• Extracted entries:
---*---
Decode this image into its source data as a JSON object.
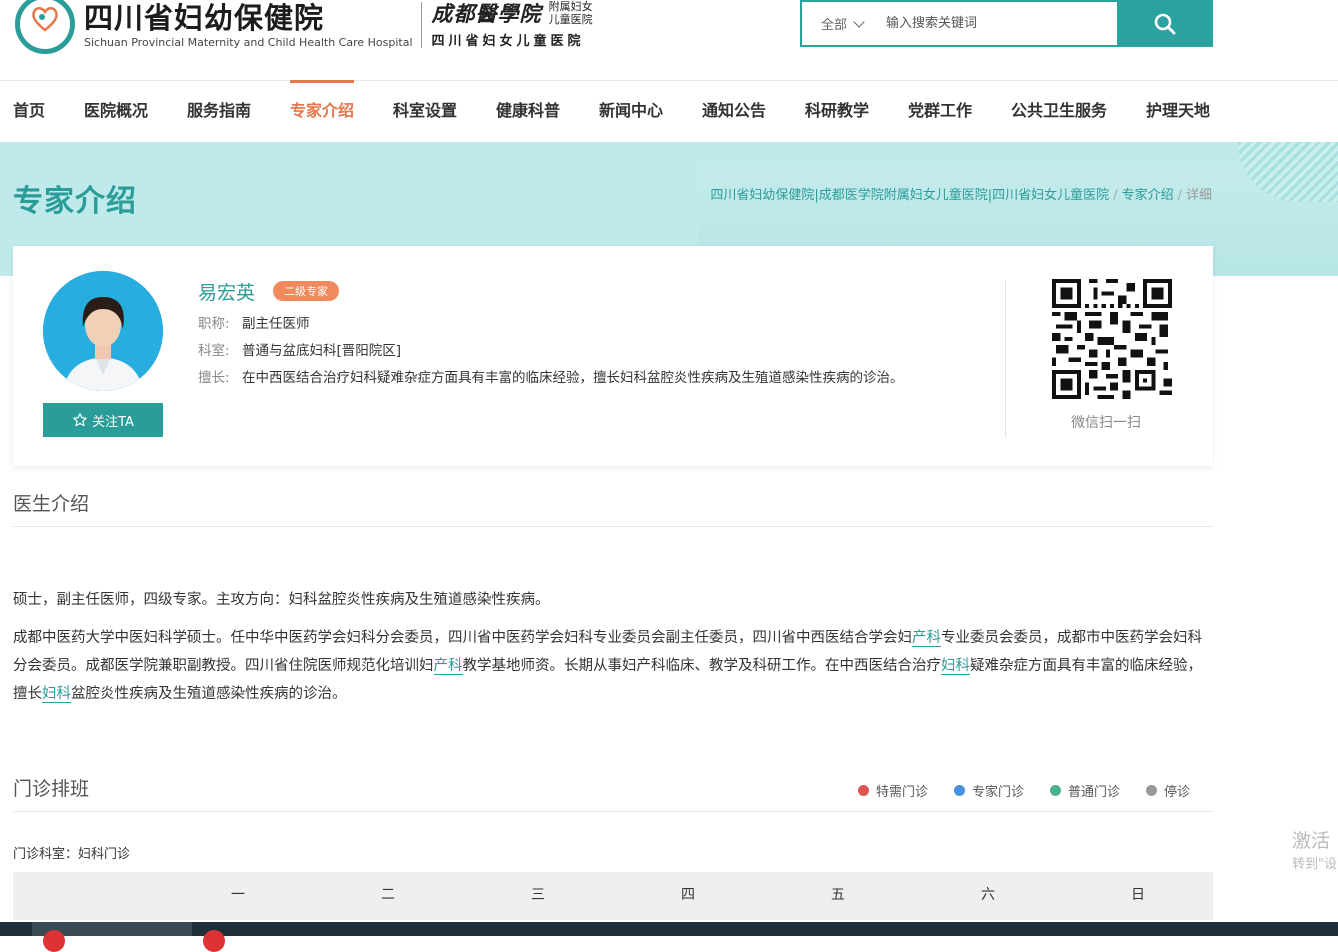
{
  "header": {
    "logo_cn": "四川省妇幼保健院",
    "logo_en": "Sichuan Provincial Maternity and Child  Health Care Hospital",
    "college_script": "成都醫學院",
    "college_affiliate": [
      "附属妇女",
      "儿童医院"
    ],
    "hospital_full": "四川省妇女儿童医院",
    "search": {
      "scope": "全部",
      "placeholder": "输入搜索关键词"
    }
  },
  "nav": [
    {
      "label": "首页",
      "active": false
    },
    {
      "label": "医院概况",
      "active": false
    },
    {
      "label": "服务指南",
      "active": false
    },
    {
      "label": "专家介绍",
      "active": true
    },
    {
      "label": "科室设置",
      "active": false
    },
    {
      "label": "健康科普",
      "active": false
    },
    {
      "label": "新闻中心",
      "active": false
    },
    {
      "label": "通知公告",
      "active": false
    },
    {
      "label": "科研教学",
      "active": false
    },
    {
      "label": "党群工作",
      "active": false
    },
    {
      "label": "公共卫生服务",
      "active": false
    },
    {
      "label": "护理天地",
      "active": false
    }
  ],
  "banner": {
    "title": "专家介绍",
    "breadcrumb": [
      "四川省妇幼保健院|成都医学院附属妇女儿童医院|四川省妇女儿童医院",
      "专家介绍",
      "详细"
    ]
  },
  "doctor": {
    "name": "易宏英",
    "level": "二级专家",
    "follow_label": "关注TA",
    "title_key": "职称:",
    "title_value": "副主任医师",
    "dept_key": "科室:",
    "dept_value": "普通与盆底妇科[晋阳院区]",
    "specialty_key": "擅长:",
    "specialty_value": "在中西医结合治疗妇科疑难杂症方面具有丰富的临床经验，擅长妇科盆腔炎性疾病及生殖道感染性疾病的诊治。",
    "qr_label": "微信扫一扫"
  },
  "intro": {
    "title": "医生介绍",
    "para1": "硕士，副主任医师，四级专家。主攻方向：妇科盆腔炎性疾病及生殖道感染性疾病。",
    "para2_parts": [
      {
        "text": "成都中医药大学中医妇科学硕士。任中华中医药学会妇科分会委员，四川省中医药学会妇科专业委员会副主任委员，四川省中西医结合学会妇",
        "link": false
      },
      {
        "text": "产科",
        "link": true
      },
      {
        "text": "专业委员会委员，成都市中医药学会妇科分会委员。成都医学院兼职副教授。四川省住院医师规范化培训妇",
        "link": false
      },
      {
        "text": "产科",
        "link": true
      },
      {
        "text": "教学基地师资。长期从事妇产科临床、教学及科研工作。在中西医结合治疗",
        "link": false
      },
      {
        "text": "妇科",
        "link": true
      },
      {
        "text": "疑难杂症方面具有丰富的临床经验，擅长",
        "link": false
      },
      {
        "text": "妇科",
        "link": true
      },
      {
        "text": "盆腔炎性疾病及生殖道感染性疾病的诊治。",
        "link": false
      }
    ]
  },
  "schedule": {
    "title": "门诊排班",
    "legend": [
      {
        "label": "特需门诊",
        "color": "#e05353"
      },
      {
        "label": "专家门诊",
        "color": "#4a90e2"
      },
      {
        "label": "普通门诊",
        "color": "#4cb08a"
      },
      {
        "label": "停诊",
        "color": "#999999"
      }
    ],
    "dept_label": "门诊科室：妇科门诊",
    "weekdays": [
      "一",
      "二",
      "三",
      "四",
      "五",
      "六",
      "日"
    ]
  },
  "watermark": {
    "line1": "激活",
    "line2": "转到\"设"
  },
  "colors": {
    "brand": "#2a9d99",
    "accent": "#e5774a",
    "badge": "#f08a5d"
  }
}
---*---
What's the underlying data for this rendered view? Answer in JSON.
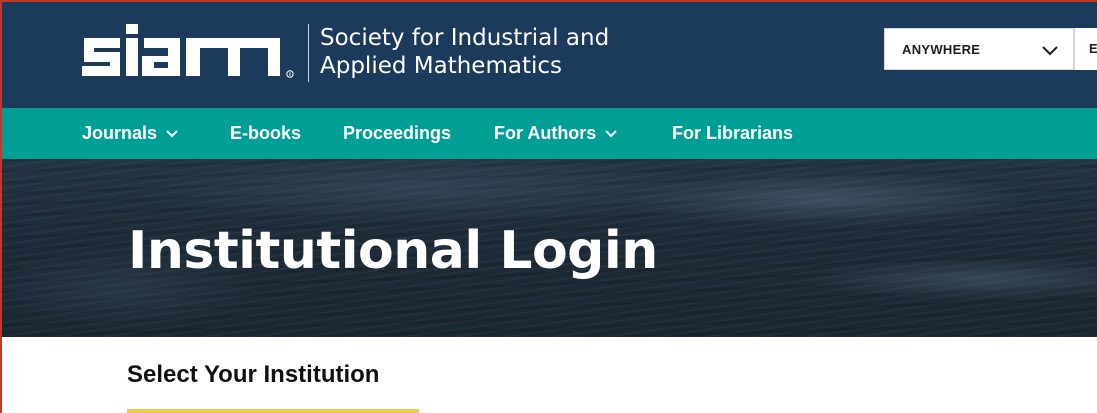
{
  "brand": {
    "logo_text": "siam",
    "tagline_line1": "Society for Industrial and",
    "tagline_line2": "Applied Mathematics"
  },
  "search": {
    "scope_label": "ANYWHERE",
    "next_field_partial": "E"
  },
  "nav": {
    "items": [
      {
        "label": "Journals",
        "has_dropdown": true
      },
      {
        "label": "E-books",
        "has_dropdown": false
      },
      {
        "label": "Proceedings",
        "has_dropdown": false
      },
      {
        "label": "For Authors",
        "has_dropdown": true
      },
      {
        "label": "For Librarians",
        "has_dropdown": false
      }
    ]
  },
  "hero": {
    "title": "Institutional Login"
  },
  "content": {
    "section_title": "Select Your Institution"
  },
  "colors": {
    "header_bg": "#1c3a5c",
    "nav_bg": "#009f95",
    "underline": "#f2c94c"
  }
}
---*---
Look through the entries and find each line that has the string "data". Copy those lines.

Decode this image into its source data as a JSON object.
What's the underlying data for this rendered view? Answer in JSON.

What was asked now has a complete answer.